Car Park: Drury Lane, Parker Street
Within Congestion Zone: Yes
Venue Facilities: Air conditioned, Bar, Disabled toilets, Infrared hearing loop, Toilets, Wheelchair accessible
Alwdych Theatre Brief History
When the area between Wellington Street, Strand and Fleet Street was rebuilt in the latter years of the nineteenth century, much of London’s old theatre land was removed. The present-day streets of Aldwych and Kingsway were built, with plans being made for the building of two theatres with identical facades along the Aldwych. One was to be built on the corner of Catherine Street, and the other on the corner of Drury Lane. Between the two theatres the fabulous Waldorf hotel.
The Aldwych Theatre was designed by W G R Sprague and constructed by Balham’s Walter Wallis for Seymour Hicks. The Aldwych theatre began with a production of Blue Bell, a new version of Hicks’ well-liked pantomime Bluebell in Fairyland. In 1906, The Beauty of Bath, then followed in 1907 by The Gay Gordons.
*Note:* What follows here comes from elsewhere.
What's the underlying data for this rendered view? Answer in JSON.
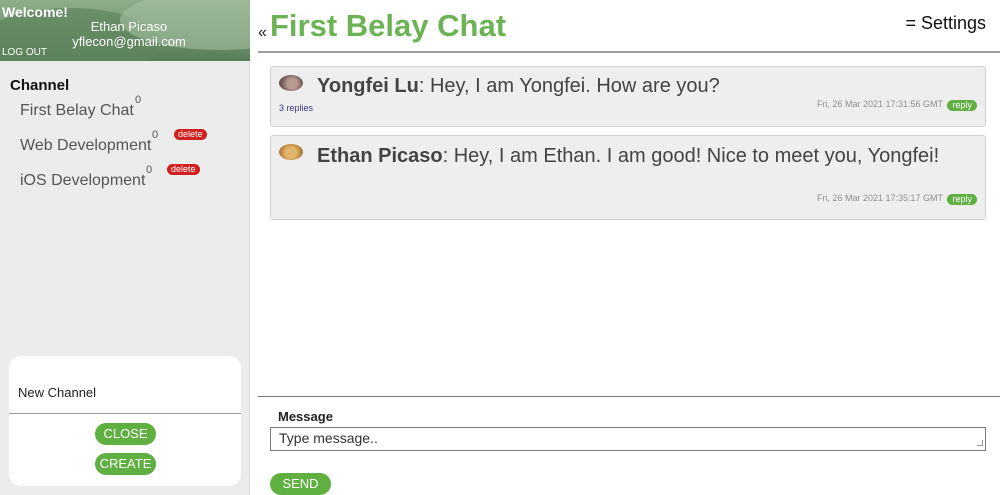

In February 1913 the theatre was utilized by Serge Diaghilev and Vaslav Nijinsky for rehearsals of Le Sacre du Printemps before its controversial premiere in Paris later on that year.
In 1920, Basil Rathbone played the part of Major Wharton in The Unknown. From 1925-1933, it turned into the home of farces by Ben Travers’s, often also referred to as The Aldwych Farces. Travers’ company contained Ralph Lynn, Tom Walls, Yvonne Arnaud, Norma Varden, Mary Brough, Winifred Shotter and Robertson Hare. In 1933, Richard Tauber presented and starred in a new adaptation of Das Dreim derlhaus, under the title Lilac Time. From the mid-1930s until around 1960, the theatre was owned by the Abrahams.
During the post-war years Vivien Leigh, who had won an Academy Award for the film version of the same name, appeared in a 1949 London production of A Streetcar Named Desire, directed by her husband, Laurence Olivier, with Bonar Colleano co-starring as Stanley.
On 15th December 1960, it was announced that the RSC of Stratford-upon-Avon was to base its London productions at the Aldwych Theatre for the next three years. They then stayed for more than 20 years, eventually moving to the Barbican Arts Centre in 1982. Among many significant productions were The Wars of the Roses, The Greeks, and Nicholas Nickleby, together with many Shakespeare productions.
During absences of the RSC, the theatre hosted the annual World Theatre Seasons, with international plays in their original productions, invited to London by the theatre impresario Peter Daubeny, annually from 1964 to 1973 and finally in 1975. For his involvement with these seasons, performed without any Arts Council or other official financial support, Daubeny won the Evening Standard Special Award in 1972. The Aldwych Theatre was listed as a Grade II listed building on 20th July 1971.
In 1990-91, British actress Joan Collins starred in Private Lives. Since 2000, the theatre has hosted a variation of plays, comedies and musical theatre productions. With Andrew Lloyd Webber’s musical Whistle Down the Wind playing until 2001, and Fame enjoying an extended run from 2002 to 2006. From that time, the venue has hosted Dancing in the Streets, which subsequently moved to the Playhouse Theatre and since September 2006 has been the home to the British musical version of Dirty Dancing by Eleanor Bergstein. Currently playing is the world premiere of Top Hat the stage musical.
RECENT and CURRENT PRODUCTIONS
A Round-Heeled Woman (30 November 2011 – 14 January 2012)
Top Hat the Musical (April 2012 – 26 October 2013) by Irving Berlin
Stephen Ward the Musical (December 2013 – March 2014 ) by Andrew Lloyd Webber, Don Black and Christopher Hampton
Beautiful: The Carole King Musical (25 February 2015 – )